"Filling the Pipeline: Advancing More Women Into The C-Suite And On Corporate Boards" provides a roadmap to guide companies' diversity and inclusion initiatives. It notes that although progress has been made in advancing women to positions of power in corporate America, women remain vastly underrepresented in the C-suite and on corporate boards. The key to success is changing the mindsets of both leaders and employees and embedding diversity and inclusive practices into all aspects of the business.
"Traditional diversity and inclusion programs only scratch the surface of what it takes to help women advance because they focus on the individual level," said Margaret Morrison, Principal, Americas Leader of Business Development, Brand, Marketing & Communications for EY Financial Services and a CED Trustee. "Organizations need to break down the stereotypes and recognize that embracing diversity and inclusion is good for business."
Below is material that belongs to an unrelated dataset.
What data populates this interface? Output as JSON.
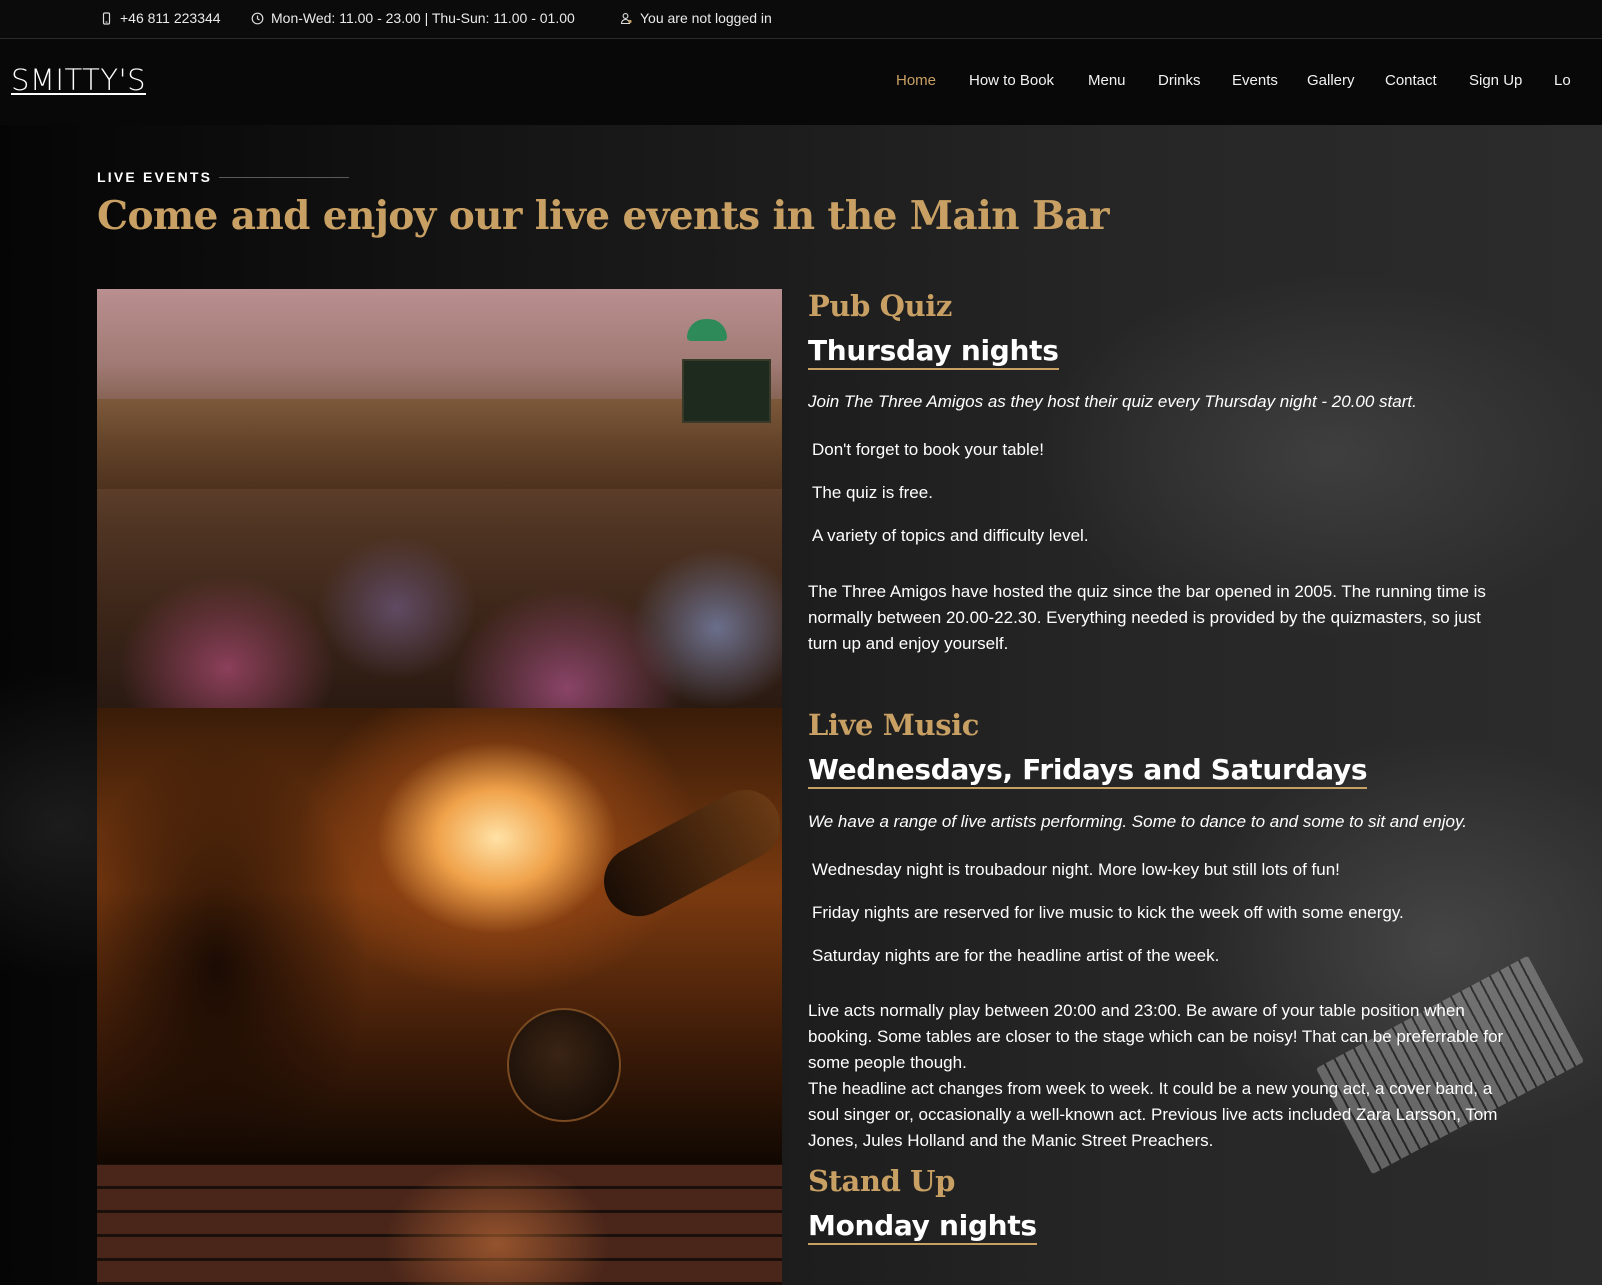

The guide offers the following steps for businesses and organizations:
- New approach: Leaders at the top can send a strong message that diversity and inclusion are part of their strategic priorities.
- Accountability: Companies need to set measurable diversity objectives and hold senior management accountable for achieving them.
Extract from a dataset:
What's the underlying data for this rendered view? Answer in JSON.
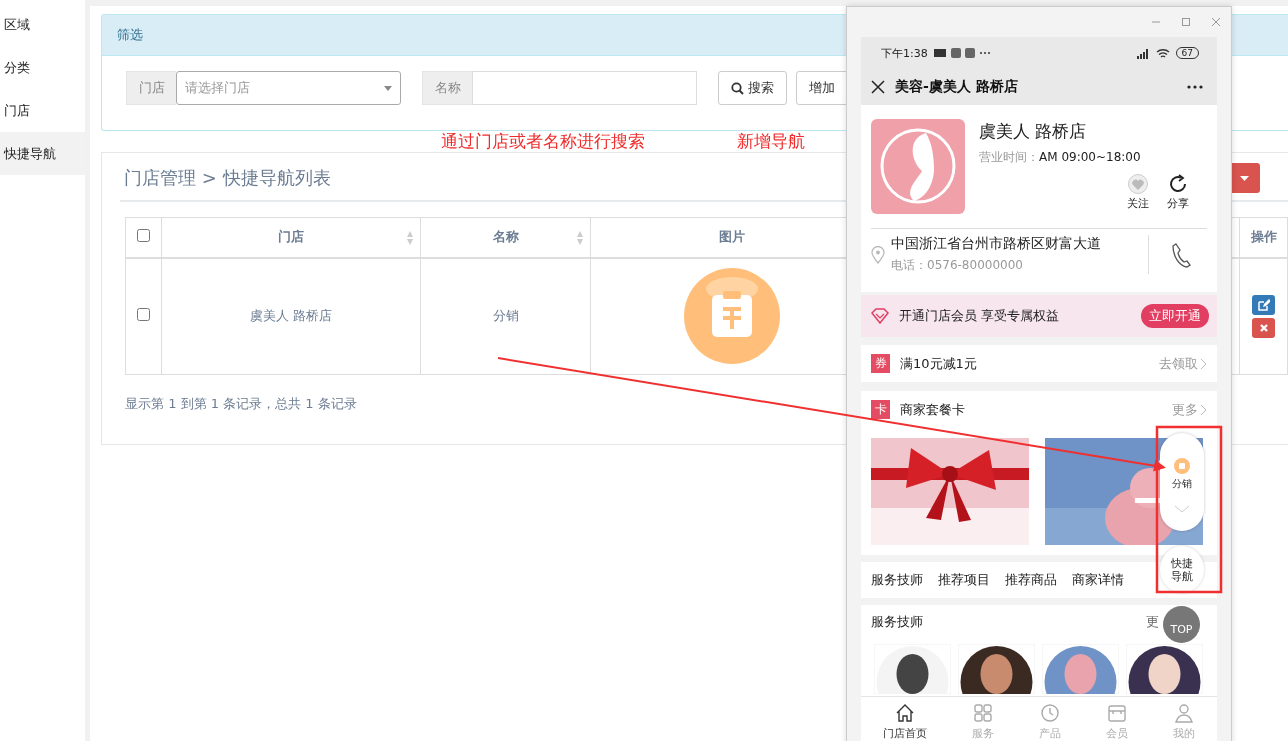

- Corporate mindset: Organizations can promote cultural change through conversations, storytelling sessions and speaker series led by employee groups and department heads.
- Men's involvement: Nearly 50 percent of men think women are well represented in leadership, but research shows only one in 10 senior leaders is female. Companies need to make men part of the solution by educating them on the challenges that women face and motivating them to create gender diversity.
"There are many things companies can do right away to drive advancement for women," said Debra Perry, Director of Korn Ferry & Genworth and a CED Trustee. "These include helping women chart a path to leadership and integrating work-life balance measures."
"Research shows that 65 percent of women CEOs said they hadn't realized they could be CEO until someone else suggested it," said Jane Stevenson, Vice Chairman, Board and CEO Services at Korn Ferry and a CED Trustee. "Companies need to give women access to the types of networks that will expose them to experiences essential to becoming CEO."
The CED guide also spotlights select best-in-class practices from companies that are successful in advancing women into leadership.
About the Committee for Economic Development
The Committee for Economic Development (CED), the public policy center of The Conference Board, is a nonprofit, nonpartisan, business-led public policy organization that provides well-researched analysis and reasoned solutions to our nation's most critical economic issues. Since its inception in 1924, CED has addressed national priorities that promote sustained economic growth and development to benefit all Americans. Learn more at www.ced.org.
SOURCE Committee for Economic Development